Final Two Moveable Game Jams Hosted in Manhattan & Brooklyn for NYC Students


By Matthew Farber, Ed.D.

The final two Moveable Game Jams, part of a series of four events hosted by Games for Change (G4C), took place on December 10th at the Brooklyn Community College Partnership and January 14th at the Jefferson Market Library in Manhattan. (The first two Game Jams were held at the Andrew Freedman Home and at the Museum of the Moving Image in October and November 2016.) Each Game Jam focused one of the social impact themes of the 2016-17 G4C Student Challenge, a game design competition for middle and high school students. These three themes are: Climate Change, Local Voices & Immigrant Stories, and Future Communities.

At the December game jam, the theme was Climate Change, and it featured climate scientists from NASA and American Museum of Natural History, and two climate educators from NOAA. Students conducted research on various climate change issues under NOAA’s guidance, and presented findings to the rest of the group. Session partners engaged students with a variety of game design tools. The Museum of the Moving Image used Scratch, the free game design tool, which addressed empathy for the plight of polar bears. Global Kids blended digital and hands-on with the Makey Makey kit; the results were student-made games about lowering carbon footprints.

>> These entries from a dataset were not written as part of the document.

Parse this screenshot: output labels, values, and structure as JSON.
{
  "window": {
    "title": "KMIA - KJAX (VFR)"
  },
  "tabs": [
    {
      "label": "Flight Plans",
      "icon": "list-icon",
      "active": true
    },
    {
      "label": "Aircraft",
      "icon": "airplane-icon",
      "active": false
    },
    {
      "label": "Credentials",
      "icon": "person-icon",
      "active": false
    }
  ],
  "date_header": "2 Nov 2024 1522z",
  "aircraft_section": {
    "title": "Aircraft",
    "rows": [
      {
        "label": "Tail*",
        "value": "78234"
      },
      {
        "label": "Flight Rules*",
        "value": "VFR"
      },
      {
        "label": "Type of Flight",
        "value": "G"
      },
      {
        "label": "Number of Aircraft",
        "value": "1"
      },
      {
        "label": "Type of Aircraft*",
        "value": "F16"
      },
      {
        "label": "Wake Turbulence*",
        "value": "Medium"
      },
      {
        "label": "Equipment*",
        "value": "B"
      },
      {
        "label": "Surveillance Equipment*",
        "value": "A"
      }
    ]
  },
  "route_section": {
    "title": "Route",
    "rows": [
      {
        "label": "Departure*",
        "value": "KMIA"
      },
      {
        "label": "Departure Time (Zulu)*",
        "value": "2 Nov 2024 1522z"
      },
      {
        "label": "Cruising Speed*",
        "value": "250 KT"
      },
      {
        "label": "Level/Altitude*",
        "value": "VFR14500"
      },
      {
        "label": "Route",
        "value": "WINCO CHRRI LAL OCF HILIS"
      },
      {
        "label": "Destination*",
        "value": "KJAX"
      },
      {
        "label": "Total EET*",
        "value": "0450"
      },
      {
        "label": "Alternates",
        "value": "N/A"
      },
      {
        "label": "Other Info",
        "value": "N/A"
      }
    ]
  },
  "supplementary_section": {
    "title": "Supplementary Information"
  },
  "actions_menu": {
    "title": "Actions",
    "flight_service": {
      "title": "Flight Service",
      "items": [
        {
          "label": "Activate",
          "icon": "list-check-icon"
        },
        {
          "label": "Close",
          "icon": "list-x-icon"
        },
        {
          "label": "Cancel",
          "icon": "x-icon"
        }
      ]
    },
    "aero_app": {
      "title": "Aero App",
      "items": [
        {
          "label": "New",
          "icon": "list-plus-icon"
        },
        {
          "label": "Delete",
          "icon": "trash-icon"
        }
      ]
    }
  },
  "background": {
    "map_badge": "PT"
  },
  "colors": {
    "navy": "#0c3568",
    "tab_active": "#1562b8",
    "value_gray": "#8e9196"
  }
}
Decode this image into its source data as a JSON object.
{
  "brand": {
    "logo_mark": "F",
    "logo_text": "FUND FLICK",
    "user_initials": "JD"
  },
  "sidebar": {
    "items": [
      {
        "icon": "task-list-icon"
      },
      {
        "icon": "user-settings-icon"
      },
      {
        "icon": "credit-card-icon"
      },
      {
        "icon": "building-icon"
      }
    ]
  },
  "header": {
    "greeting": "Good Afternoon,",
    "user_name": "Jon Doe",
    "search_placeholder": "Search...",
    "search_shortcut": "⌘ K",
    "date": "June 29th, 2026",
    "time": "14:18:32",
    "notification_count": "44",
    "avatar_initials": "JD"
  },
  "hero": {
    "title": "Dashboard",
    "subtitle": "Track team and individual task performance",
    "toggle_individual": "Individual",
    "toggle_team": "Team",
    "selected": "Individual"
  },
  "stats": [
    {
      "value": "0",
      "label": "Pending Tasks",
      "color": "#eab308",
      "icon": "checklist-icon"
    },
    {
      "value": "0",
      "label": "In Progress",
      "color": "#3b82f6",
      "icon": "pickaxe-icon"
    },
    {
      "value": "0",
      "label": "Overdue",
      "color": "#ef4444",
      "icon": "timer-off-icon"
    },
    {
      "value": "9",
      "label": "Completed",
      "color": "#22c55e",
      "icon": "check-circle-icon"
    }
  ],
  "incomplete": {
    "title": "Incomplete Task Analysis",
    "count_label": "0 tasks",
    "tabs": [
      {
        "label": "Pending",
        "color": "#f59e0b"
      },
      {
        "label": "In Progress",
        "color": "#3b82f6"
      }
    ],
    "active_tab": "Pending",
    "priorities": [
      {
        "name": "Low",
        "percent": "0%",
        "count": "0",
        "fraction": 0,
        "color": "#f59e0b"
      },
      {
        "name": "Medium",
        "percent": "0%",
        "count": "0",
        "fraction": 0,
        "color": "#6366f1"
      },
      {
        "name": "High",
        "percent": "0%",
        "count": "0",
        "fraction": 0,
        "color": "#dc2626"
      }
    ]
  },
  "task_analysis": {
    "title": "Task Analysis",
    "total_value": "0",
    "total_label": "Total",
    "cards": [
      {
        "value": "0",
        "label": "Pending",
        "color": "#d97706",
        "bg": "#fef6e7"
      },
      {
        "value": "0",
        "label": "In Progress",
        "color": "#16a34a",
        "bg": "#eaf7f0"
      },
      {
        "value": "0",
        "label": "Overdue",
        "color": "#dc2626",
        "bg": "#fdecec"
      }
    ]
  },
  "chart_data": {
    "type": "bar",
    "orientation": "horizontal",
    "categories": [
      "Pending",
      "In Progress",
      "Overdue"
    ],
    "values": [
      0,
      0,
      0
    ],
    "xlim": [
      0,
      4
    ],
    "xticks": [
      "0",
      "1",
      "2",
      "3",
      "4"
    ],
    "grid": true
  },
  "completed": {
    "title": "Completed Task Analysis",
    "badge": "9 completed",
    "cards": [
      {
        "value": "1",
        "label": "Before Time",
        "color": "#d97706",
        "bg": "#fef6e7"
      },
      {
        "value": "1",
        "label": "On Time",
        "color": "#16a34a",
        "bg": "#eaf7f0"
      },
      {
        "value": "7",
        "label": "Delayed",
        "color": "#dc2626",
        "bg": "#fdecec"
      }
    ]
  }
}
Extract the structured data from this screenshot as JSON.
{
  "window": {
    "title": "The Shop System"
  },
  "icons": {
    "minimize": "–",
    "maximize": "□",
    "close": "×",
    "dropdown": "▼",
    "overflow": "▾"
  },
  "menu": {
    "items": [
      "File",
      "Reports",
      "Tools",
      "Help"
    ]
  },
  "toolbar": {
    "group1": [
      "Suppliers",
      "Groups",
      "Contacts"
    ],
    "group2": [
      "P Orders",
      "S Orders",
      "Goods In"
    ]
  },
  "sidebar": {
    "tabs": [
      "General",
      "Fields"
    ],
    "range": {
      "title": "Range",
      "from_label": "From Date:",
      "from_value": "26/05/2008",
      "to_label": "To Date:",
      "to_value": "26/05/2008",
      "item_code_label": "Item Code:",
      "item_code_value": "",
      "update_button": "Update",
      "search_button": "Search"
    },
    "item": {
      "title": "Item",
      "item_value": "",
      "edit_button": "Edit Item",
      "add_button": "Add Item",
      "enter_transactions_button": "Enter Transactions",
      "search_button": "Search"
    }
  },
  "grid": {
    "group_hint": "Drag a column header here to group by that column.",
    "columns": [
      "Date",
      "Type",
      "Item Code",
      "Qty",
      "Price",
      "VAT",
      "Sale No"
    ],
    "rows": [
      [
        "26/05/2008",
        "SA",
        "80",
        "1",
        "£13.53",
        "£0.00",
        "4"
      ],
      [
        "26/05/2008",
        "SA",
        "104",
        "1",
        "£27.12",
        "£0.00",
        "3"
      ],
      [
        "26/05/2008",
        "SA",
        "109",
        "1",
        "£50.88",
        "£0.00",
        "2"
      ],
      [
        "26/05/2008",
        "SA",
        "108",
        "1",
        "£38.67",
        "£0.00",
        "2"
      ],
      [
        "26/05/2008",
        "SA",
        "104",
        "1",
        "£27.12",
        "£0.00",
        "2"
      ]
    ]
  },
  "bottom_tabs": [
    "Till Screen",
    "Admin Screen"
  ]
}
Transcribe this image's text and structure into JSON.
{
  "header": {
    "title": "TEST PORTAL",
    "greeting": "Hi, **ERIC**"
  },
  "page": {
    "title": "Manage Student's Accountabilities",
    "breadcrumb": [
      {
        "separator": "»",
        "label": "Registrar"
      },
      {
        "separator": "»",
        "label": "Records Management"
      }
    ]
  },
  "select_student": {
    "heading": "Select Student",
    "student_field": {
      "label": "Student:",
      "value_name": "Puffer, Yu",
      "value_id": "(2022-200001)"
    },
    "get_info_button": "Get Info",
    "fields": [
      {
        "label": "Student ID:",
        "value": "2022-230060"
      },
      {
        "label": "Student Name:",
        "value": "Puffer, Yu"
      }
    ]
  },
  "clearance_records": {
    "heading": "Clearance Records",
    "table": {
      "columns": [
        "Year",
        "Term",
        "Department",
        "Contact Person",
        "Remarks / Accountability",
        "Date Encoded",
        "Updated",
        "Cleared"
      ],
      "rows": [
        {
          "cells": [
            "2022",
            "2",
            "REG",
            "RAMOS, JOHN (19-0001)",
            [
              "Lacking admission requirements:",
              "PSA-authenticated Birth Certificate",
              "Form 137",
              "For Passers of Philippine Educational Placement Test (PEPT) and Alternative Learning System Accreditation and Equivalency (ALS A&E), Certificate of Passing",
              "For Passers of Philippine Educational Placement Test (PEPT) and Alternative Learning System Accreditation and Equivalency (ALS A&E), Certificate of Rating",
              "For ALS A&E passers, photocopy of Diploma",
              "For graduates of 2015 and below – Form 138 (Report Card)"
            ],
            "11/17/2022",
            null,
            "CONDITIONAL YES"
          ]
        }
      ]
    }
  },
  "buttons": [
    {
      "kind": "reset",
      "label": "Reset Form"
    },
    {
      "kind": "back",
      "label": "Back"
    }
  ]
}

Students at the Mouse station built onto a branched story started on Twine, and CoderDojoNYC used CSS and HTML code to mod a snake game.

The January game jam focused on the theme of Local Stories & Immigrant Voices, supported by the National Endowment for the Humanities and a consortium of NYC historical organizations. The first speaker, a historian from the New York Historical Society, passed around centuries-old artifacts for students to identify and analyze, including button hooks and a deck of playing cards adorned with a stamp from King George III—the very stamp from the Stamp Act that the American colonists once protested! The second speaker, a Brooklyn Historical Society historian and educator, shared a recording from a woman of mixed heritage descent who shared stories from her youth. These activities and discussions framed the day around the theme.

Global Kids used Scratch to address the experiences of Syrian refugees. CoderDojoNYC’s activity involved coding a map that would help an immigrant navigate around a new environment. The Institute of Play had students mod an analog card game to tell a story about the immigrant experience. And finally, parents were brought into the experience! While their kids and students worked on their games, parents, guardians, and teachers were convened separately to play BreakoutEDU, an educational escape room in a box developed by BrainPOP. This adult game team made an immigration-themed breakout game for the students to play at the end of the day. This not only got grown-ups involved in game design, it served as a boss level challenge, culminating the kids’ day!

All of the activities from the four Moveable Game Jams will be shared in a forthcoming free curriculum guide. Look for it later this spring!

Finally, don’t forget to submit games by April 7th to the G4C Student Challenge! Any middle or high school student in a NYC, Pittsburgh or Dallas public school is eligible to participate and win prizes. Games must be playable on a web browser, and about one of the three Challenge themes. Students who game jammed are encouraged to apply what you learned from the scientists and historians, as well as NYC digital learning organizations, to your game projects! For more info, contact [email protected] or visit